18. Take candids.
Posed photos can be great for the sake of memories — happy moments with friends, family, or the occasional run-in with a celebrity. But sometimes, candid shots of people doing things, or people with people, can be far more interesting.
That’s because candid photos are better able to effectively capture the emotion and essence of a moment. One of the best ways to capture this kind of shot is to just take as many photos as possible. You’ll have more to choose from, and the best photos often happen when the “stars align,” so to speak, in a single moment — everyone’s eyes are open, one person is tilting their head just so, and you finally got a shot of your chronically closed-lip friend smiling with his teeth.
Source: Patrick Janelle
19. Be non-conventional.
The composition is a huge part of what makes a photo great, but so is the photo’s subject. Some of the most delightful and remarkable photos come out of cool, unique ideas. Images are more effective than text at evoking emotion from your viewers — that often means getting your photos to say something.
Try thinking outside of the box when it comes to what you’re capturing — your viewers could be pleasantly surprised by a cool or unexpected subject.
Source: Paul Octavious
20. Make ’em laugh.
Speaking of evoking emotion, sometimes the most memorable photos are the ones that make us giggle. The image below of an older woman wearing a brightly-coloured shirt stating “Hi hater” is funny because it’s unexpected — and there’s a part of us that admires her, too. The second image of the dog toy on a dinner plate pokes fun at classic Instagram food shots, but it’s from a dog’s perspective. If you can make your audience laugh, they’re likely to enjoy your photo.
21. Clean your phone’s lens.
A smartphone camera might be more convenient to carry around than a full-fledged photojournalist’s camera, but it comes at the cost of protection.
Your phone is usually in your pocket or your bag when you’re out of the house. All the while, the device’s camera lens is collecting all kinds of dust and lint. Be sure to clean this lens with a soft handkerchief before taking a photo. You might not be able to tell just how dirty the lens was until you start editing your picture, and making sure the lens is crystal clear before taking a shot can keep you from starting from scratch.

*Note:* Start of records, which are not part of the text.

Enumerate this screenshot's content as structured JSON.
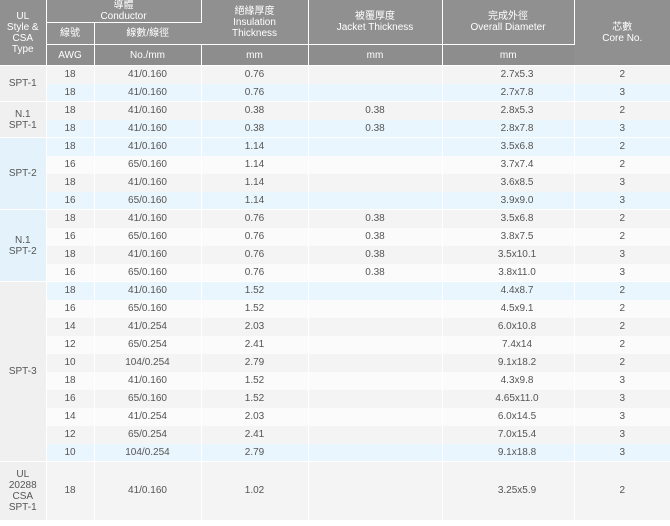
{
  "header": {
    "type": [
      "UL",
      "Style &",
      "CSA",
      "Type"
    ],
    "conductor": [
      "導體",
      "Conductor"
    ],
    "awg_zh": "線號",
    "strands_zh": "線數/線徑",
    "awg": "AWG",
    "strands_unit": "No./mm",
    "insulation": [
      "絕緣厚度",
      "Insulation",
      "Thickness"
    ],
    "insulation_unit": "mm",
    "jacket": [
      "被覆厚度",
      "Jacket Thickness"
    ],
    "jacket_unit": "mm",
    "overall": [
      "完成外徑",
      "Overall Diameter"
    ],
    "overall_unit": "mm",
    "core": [
      "芯數",
      "Core No."
    ]
  },
  "rows": [
    {
      "group": [
        "SPT-1"
      ],
      "awg": "18",
      "strands": "41/0.160",
      "ins": "0.76",
      "jacket": "",
      "od": "2.7x5.3",
      "core": "2"
    },
    {
      "awg": "18",
      "strands": "41/0.160",
      "ins": "0.76",
      "jacket": "",
      "od": "2.7x7.8",
      "core": "3"
    },
    {
      "group": [
        "N.1",
        "SPT-1"
      ],
      "awg": "18",
      "strands": "41/0.160",
      "ins": "0.38",
      "jacket": "0.38",
      "od": "2.8x5.3",
      "core": "2"
    },
    {
      "awg": "18",
      "strands": "41/0.160",
      "ins": "0.38",
      "jacket": "0.38",
      "od": "2.8x7.8",
      "core": "3"
    },
    {
      "group": [
        "SPT-2"
      ],
      "awg": "18",
      "strands": "41/0.160",
      "ins": "1.14",
      "jacket": "",
      "od": "3.5x6.8",
      "core": "2"
    },
    {
      "awg": "16",
      "strands": "65/0.160",
      "ins": "1.14",
      "jacket": "",
      "od": "3.7x7.4",
      "core": "2"
    },
    {
      "awg": "18",
      "strands": "41/0.160",
      "ins": "1.14",
      "jacket": "",
      "od": "3.6x8.5",
      "core": "3"
    },
    {
      "awg": "16",
      "strands": "65/0.160",
      "ins": "1.14",
      "jacket": "",
      "od": "3.9x9.0",
      "core": "3"
    },
    {
      "group": [
        "N.1",
        "SPT-2"
      ],
      "awg": "18",
      "strands": "41/0.160",
      "ins": "0.76",
      "jacket": "0.38",
      "od": "3.5x6.8",
      "core": "2"
    },
    {
      "awg": "16",
      "strands": "65/0.160",
      "ins": "0.76",
      "jacket": "0.38",
      "od": "3.8x7.5",
      "core": "2"
    },
    {
      "awg": "18",
      "strands": "41/0.160",
      "ins": "0.76",
      "jacket": "0.38",
      "od": "3.5x10.1",
      "core": "3"
    },
    {
      "awg": "16",
      "strands": "65/0.160",
      "ins": "0.76",
      "jacket": "0.38",
      "od": "3.8x11.0",
      "core": "3"
    },
    {
      "group": [
        "SPT-3"
      ],
      "awg": "18",
      "strands": "41/0.160",
      "ins": "1.52",
      "jacket": "",
      "od": "4.4x8.7",
      "core": "2"
    },
    {
      "awg": "16",
      "strands": "65/0.160",
      "ins": "1.52",
      "jacket": "",
      "od": "4.5x9.1",
      "core": "2"
    },
    {
      "awg": "14",
      "strands": "41/0.254",
      "ins": "2.03",
      "jacket": "",
      "od": "6.0x10.8",
      "core": "2"
    },
    {
      "awg": "12",
      "strands": "65/0.254",
      "ins": "2.41",
      "jacket": "",
      "od": "7.4x14",
      "core": "2"
    },
    {
      "awg": "10",
      "strands": "104/0.254",
      "ins": "2.79",
      "jacket": "",
      "od": "9.1x18.2",
      "core": "2"
    },
    {
      "awg": "18",
      "strands": "41/0.160",
      "ins": "1.52",
      "jacket": "",
      "od": "4.3x9.8",
      "core": "3"
    },
    {
      "awg": "16",
      "strands": "65/0.160",
      "ins": "1.52",
      "jacket": "",
      "od": "4.65x11.0",
      "core": "3"
    },
    {
      "awg": "14",
      "strands": "41/0.254",
      "ins": "2.03",
      "jacket": "",
      "od": "6.0x14.5",
      "core": "3"
    },
    {
      "awg": "12",
      "strands": "65/0.254",
      "ins": "2.41",
      "jacket": "",
      "od": "7.0x15.4",
      "core": "3"
    },
    {
      "awg": "10",
      "strands": "104/0.254",
      "ins": "2.79",
      "jacket": "",
      "od": "9.1x18.8",
      "core": "3"
    },
    {
      "group": [
        "UL",
        "20288",
        "CSA",
        "SPT-1"
      ],
      "awg": "18",
      "strands": "41/0.160",
      "ins": "1.02",
      "jacket": "",
      "od": "3.25x5.9",
      "core": "2"
    }
  ],
  "groups": [
    {
      "start": 0,
      "span": 2
    },
    {
      "start": 2,
      "span": 2
    },
    {
      "start": 4,
      "span": 4
    },
    {
      "start": 8,
      "span": 4
    },
    {
      "start": 12,
      "span": 10
    },
    {
      "start": 22,
      "span": 1
    }
  ],
  "highlight_rows": [
    1,
    3,
    4,
    7,
    12,
    21
  ]
}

22. Attach an external lens.
Want to get really fancy? External lenses are for you. There are actually several out there that can be attached to the top of your smartphone’s native camera lens — from fish-eye to wide-angle lenses, these add-ons can bring entirely new quality and perspective to your photos.
According to Wirecutter, the best camera lenses for iPhone photography are made by Moment, a manufacturer of mobile lenses. Start there, or do some research to find the lens add-ons that fit your smartphone photography needs.

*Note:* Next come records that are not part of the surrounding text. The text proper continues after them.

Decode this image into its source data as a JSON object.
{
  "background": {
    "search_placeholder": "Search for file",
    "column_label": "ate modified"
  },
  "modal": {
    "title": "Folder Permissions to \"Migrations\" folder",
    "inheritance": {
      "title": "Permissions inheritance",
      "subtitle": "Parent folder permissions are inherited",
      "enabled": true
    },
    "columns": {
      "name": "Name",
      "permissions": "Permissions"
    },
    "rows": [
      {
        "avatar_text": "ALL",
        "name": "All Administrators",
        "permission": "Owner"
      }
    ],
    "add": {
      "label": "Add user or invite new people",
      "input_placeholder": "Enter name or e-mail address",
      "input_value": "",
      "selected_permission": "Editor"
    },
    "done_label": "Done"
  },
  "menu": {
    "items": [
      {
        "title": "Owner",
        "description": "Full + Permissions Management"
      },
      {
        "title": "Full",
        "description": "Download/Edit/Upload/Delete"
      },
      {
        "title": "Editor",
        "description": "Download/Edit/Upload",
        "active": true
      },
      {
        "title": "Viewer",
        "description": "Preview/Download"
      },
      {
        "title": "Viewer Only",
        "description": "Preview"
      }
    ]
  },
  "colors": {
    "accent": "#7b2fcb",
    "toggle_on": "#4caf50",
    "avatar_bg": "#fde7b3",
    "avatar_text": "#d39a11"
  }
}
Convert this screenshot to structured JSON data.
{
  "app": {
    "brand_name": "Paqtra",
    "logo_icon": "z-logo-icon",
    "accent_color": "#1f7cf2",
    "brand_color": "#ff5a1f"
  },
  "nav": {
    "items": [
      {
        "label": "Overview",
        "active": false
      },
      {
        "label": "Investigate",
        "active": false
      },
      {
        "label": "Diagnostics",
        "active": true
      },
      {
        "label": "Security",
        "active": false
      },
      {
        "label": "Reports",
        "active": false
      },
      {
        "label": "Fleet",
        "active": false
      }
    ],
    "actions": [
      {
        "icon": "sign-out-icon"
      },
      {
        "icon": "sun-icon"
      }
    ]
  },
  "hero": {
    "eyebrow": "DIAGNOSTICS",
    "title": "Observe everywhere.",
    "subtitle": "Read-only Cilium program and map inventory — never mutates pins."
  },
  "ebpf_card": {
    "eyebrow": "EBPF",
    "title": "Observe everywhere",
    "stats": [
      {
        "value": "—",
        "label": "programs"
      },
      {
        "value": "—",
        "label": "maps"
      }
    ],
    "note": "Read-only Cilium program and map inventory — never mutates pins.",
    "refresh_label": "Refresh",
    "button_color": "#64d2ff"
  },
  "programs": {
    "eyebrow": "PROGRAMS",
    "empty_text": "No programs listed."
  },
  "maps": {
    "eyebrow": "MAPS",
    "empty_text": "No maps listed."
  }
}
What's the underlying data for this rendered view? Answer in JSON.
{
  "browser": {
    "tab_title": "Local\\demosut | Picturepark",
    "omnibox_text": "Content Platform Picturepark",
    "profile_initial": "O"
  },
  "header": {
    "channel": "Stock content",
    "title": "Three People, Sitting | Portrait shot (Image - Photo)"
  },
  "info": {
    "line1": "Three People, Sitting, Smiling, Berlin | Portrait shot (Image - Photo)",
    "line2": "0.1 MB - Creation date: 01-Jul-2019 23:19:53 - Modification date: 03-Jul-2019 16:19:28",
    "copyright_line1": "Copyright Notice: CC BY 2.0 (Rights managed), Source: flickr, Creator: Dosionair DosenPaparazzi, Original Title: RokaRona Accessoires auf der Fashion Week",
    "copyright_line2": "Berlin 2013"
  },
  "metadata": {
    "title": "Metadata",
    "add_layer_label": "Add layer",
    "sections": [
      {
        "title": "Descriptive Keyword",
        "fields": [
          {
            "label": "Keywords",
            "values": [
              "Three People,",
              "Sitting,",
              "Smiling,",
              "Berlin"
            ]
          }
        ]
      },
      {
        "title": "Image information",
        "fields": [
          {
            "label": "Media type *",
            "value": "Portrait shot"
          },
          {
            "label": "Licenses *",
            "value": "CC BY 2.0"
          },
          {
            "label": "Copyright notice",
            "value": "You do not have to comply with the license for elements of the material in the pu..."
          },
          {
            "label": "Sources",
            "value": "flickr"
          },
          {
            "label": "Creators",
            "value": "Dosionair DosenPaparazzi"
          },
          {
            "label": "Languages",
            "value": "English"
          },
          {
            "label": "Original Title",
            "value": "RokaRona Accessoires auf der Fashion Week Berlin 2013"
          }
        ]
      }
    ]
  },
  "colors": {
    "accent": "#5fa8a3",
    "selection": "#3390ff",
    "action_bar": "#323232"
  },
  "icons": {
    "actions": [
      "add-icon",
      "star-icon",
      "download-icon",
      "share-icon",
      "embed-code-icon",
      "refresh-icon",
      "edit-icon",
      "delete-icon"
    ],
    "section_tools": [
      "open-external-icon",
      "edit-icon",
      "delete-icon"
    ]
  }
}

23. Don’t be afraid to edit.
Composing and taking your smartphone photo is just the first step to making it visually compelling. Editing your photos is the next step — and a very critical one, at that. Filters can be a valuable photographic tool, particularly when it comes to two goals: 1) Removing blemishes from a picture, and 2) making food look even more delicious.

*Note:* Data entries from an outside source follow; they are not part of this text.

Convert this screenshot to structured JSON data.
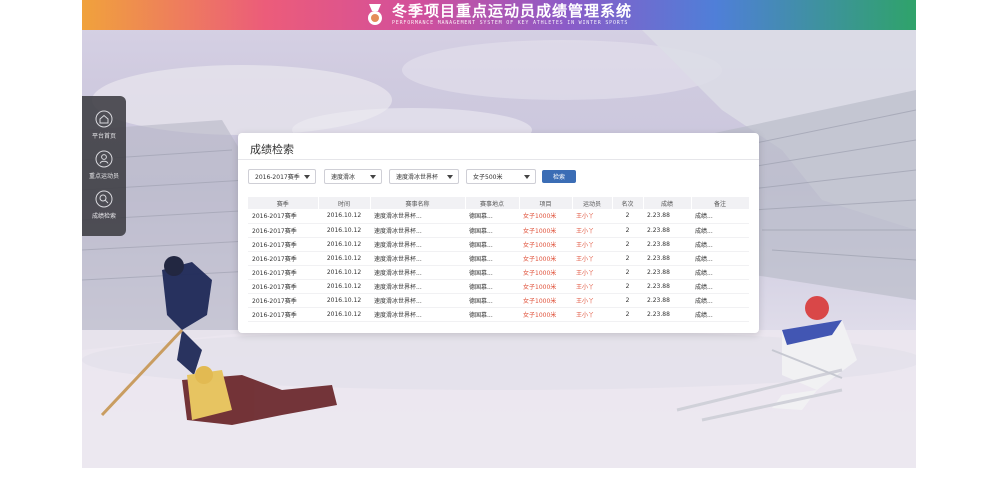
{
  "banner": {
    "title": "冬季项目重点运动员成绩管理系统",
    "subtitle": "PERFORMANCE MANAGEMENT SYSTEM OF KEY ATHLETES IN WINTER SPORTS"
  },
  "sidebar": {
    "items": [
      {
        "label": "平台首页",
        "icon": "home-icon"
      },
      {
        "label": "重点运动员",
        "icon": "athlete-icon"
      },
      {
        "label": "成绩检索",
        "icon": "search-records-icon"
      }
    ]
  },
  "panel": {
    "title": "成绩检索",
    "filters": {
      "season": "2016-2017赛季",
      "sport": "速度滑冰",
      "event": "速度滑冰世界杯",
      "item": "女子500米"
    },
    "search_label": "检索",
    "table": {
      "headers": [
        "赛季",
        "时间",
        "赛事名称",
        "赛事地点",
        "项目",
        "运动员",
        "名次",
        "成绩",
        "备注"
      ],
      "rows": [
        [
          "2016-2017赛季",
          "2016.10.12",
          "速度滑冰世界杯...",
          "德国慕...",
          "女子1000米",
          "王小丫",
          "2",
          "2.23.88",
          "成绩..."
        ],
        [
          "2016-2017赛季",
          "2016.10.12",
          "速度滑冰世界杯...",
          "德国慕...",
          "女子1000米",
          "王小丫",
          "2",
          "2.23.88",
          "成绩..."
        ],
        [
          "2016-2017赛季",
          "2016.10.12",
          "速度滑冰世界杯...",
          "德国慕...",
          "女子1000米",
          "王小丫",
          "2",
          "2.23.88",
          "成绩..."
        ],
        [
          "2016-2017赛季",
          "2016.10.12",
          "速度滑冰世界杯...",
          "德国慕...",
          "女子1000米",
          "王小丫",
          "2",
          "2.23.88",
          "成绩..."
        ],
        [
          "2016-2017赛季",
          "2016.10.12",
          "速度滑冰世界杯...",
          "德国慕...",
          "女子1000米",
          "王小丫",
          "2",
          "2.23.88",
          "成绩..."
        ],
        [
          "2016-2017赛季",
          "2016.10.12",
          "速度滑冰世界杯...",
          "德国慕...",
          "女子1000米",
          "王小丫",
          "2",
          "2.23.88",
          "成绩..."
        ],
        [
          "2016-2017赛季",
          "2016.10.12",
          "速度滑冰世界杯...",
          "德国慕...",
          "女子1000米",
          "王小丫",
          "2",
          "2.23.88",
          "成绩..."
        ],
        [
          "2016-2017赛季",
          "2016.10.12",
          "速度滑冰世界杯...",
          "德国慕...",
          "女子1000米",
          "王小丫",
          "2",
          "2.23.88",
          "成绩..."
        ]
      ]
    }
  },
  "colors": {
    "accent": "#3b6db5",
    "highlight_text": "#e0533c"
  }
}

For the first, InStyle magazine compiled a fun list of “The Best Instagram Filters for Every Beauty Complaint” — and now, the iPhone photos app offers many similar filters. There are also apps like Pho.to, which can automatically retouch facial photos without a lot of work. And when it comes to those photos of your daily meals? One of the latest apps available is Foodie, which comes with its own set of filters optimized for different types of food.
But there are many other great photo and video editing apps out there for mobile devices — check out this post to see some of the best ones out there.
Want more tips on creating visual content? Check out these examples of explainer videos.
Originally published Nov 1, 2018, 8:05:00 PM, updated January 30 2019